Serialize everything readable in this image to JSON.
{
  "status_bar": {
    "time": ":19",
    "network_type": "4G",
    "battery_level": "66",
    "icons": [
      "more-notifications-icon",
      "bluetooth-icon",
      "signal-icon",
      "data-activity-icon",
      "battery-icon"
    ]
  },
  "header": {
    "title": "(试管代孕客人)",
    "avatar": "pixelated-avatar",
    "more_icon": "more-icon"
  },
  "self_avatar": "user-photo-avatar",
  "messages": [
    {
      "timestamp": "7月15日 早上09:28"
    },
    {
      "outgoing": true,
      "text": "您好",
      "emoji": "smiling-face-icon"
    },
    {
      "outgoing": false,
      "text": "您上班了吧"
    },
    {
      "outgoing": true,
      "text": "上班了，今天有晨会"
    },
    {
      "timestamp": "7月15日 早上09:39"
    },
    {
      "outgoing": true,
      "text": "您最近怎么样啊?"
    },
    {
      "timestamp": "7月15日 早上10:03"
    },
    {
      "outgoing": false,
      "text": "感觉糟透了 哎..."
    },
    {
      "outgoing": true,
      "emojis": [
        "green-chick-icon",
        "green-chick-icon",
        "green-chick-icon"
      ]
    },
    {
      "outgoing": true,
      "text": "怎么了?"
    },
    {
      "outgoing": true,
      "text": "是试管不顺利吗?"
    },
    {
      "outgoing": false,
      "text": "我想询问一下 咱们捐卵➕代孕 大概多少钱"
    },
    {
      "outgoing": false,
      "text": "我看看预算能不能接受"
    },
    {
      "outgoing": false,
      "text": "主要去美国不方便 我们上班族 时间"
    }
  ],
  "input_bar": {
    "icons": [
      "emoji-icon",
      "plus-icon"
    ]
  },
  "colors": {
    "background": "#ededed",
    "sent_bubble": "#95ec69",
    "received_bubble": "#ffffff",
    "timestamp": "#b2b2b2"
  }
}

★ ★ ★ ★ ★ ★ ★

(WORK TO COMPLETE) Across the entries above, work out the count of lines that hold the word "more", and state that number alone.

(RESPONSE AREA) 2